*** Data for review ***

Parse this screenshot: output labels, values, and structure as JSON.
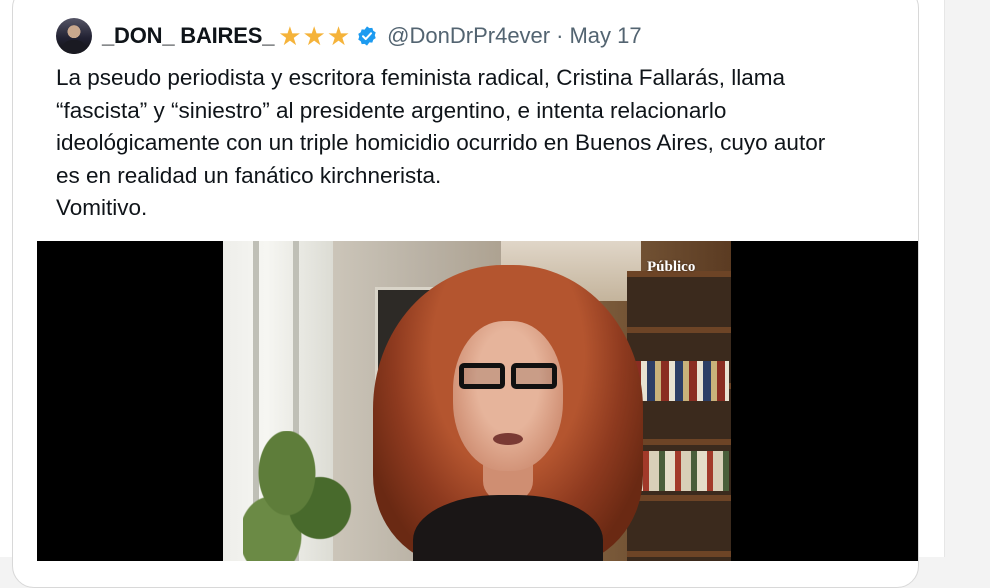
{
  "tweet": {
    "display_name": "_DON_ BAIRES_",
    "name_badges": [
      "star-icon",
      "star-icon",
      "star-icon"
    ],
    "verified": true,
    "handle": "@DonDrPr4ever",
    "separator": "·",
    "date": "May 17",
    "text": "La pseudo periodista y escritora feminista radical, Cristina Fallarás, llama\n“fascista” y “siniestro” al presidente argentino, e intenta relacionarlo\nideológicamente con un triple homicidio ocurrido en Buenos Aires, cuyo autor\nes en realidad un fanático kirchnerista.\nVomitivo."
  },
  "media": {
    "watermark": "Público"
  },
  "colors": {
    "star": "#f5b33a",
    "verified": "#1d9bf0",
    "secondary_text": "#536471",
    "primary_text": "#0f1419"
  }
}
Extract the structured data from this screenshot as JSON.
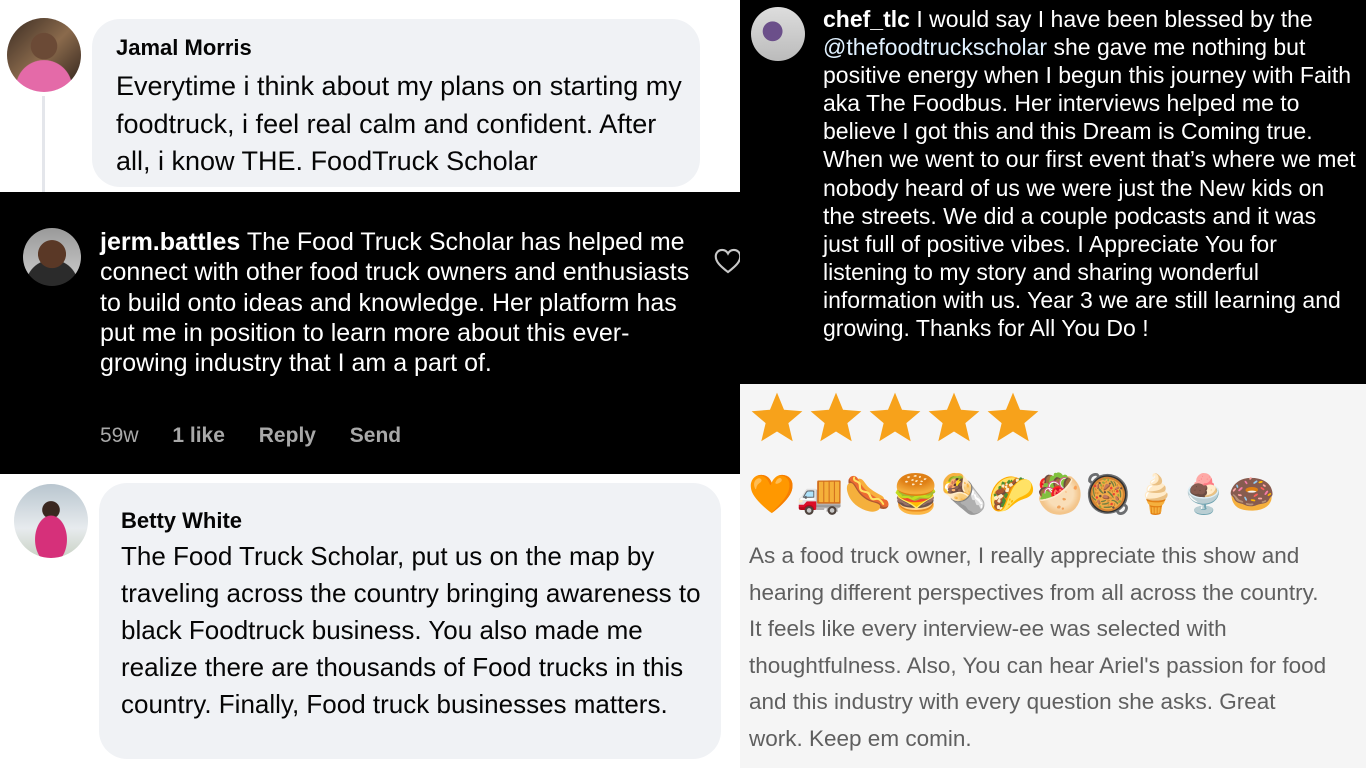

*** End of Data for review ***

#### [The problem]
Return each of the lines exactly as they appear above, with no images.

#### [Your response]
Parse this screenshot: output labels, values, and structure as JSON.
{
  "tweet": {
    "display_name": "_DON_ BAIRES_",
    "name_badges": [
      "star-icon",
      "star-icon",
      "star-icon"
    ],
    "verified": true,
    "handle": "@DonDrPr4ever",
    "separator": "·",
    "date": "May 17",
    "text": "La pseudo periodista y escritora feminista radical, Cristina Fallarás, llama\n“fascista” y “siniestro” al presidente argentino, e intenta relacionarlo\nideológicamente con un triple homicidio ocurrido en Buenos Aires, cuyo autor\nes en realidad un fanático kirchnerista.\nVomitivo."
  },
  "media": {
    "watermark": "Público"
  },
  "colors": {
    "star": "#f5b33a",
    "verified": "#1d9bf0",
    "secondary_text": "#536471",
    "primary_text": "#0f1419"
  }
}
Extract the structured data from this screenshot as JSON.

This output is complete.